WHAT YOU ARE ASKED TO DO -
Your task is to print all of the data word for word.

RECORD SET -
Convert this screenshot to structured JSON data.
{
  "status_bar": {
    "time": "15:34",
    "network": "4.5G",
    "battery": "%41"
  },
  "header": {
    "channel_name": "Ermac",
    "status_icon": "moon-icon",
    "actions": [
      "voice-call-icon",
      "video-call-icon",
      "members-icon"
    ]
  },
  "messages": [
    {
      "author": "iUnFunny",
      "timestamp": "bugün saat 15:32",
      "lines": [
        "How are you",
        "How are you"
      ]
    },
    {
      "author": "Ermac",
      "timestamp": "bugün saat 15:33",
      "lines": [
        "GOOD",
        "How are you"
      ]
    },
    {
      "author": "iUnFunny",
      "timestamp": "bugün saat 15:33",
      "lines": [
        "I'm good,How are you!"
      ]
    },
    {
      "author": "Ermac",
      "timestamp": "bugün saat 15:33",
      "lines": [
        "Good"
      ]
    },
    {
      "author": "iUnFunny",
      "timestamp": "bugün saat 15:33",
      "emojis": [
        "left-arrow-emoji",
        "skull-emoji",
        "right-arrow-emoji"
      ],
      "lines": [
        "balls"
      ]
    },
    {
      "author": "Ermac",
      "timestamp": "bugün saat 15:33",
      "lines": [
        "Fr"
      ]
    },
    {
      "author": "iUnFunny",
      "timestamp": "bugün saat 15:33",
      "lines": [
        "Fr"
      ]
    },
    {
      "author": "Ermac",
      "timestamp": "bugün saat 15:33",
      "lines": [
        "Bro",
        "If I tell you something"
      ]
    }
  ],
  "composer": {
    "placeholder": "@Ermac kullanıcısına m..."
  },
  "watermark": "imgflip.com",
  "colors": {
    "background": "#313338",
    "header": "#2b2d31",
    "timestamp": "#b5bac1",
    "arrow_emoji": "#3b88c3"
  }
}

RESPONSE AREA -
Convert this screenshot to structured JSON data.
{
  "status_bar": {
    "time": "15:34",
    "network": "4.5G",
    "battery": "%41"
  },
  "header": {
    "channel_name": "Ermac",
    "status_icon": "moon-icon",
    "actions": [
      "voice-call-icon",
      "video-call-icon",
      "members-icon"
    ]
  },
  "messages": [
    {
      "author": "iUnFunny",
      "timestamp": "bugün saat 15:32",
      "lines": [
        "How are you",
        "How are you"
      ]
    },
    {
      "author": "Ermac",
      "timestamp": "bugün saat 15:33",
      "lines": [
        "GOOD",
        "How are you"
      ]
    },
    {
      "author": "iUnFunny",
      "timestamp": "bugün saat 15:33",
      "lines": [
        "I'm good,How are you!"
      ]
    },
    {
      "author": "Ermac",
      "timestamp": "bugün saat 15:33",
      "lines": [
        "Good"
      ]
    },
    {
      "author": "iUnFunny",
      "timestamp": "bugün saat 15:33",
      "emojis": [
        "left-arrow-emoji",
        "skull-emoji",
        "right-arrow-emoji"
      ],
      "lines": [
        "balls"
      ]
    },
    {
      "author": "Ermac",
      "timestamp": "bugün saat 15:33",
      "lines": [
        "Fr"
      ]
    },
    {
      "author": "iUnFunny",
      "timestamp": "bugün saat 15:33",
      "lines": [
        "Fr"
      ]
    },
    {
      "author": "Ermac",
      "timestamp": "bugün saat 15:33",
      "lines": [
        "Bro",
        "If I tell you something"
      ]
    }
  ],
  "composer": {
    "placeholder": "@Ermac kullanıcısına m..."
  },
  "watermark": "imgflip.com",
  "colors": {
    "background": "#313338",
    "header": "#2b2d31",
    "timestamp": "#b5bac1",
    "arrow_emoji": "#3b88c3"
  }
}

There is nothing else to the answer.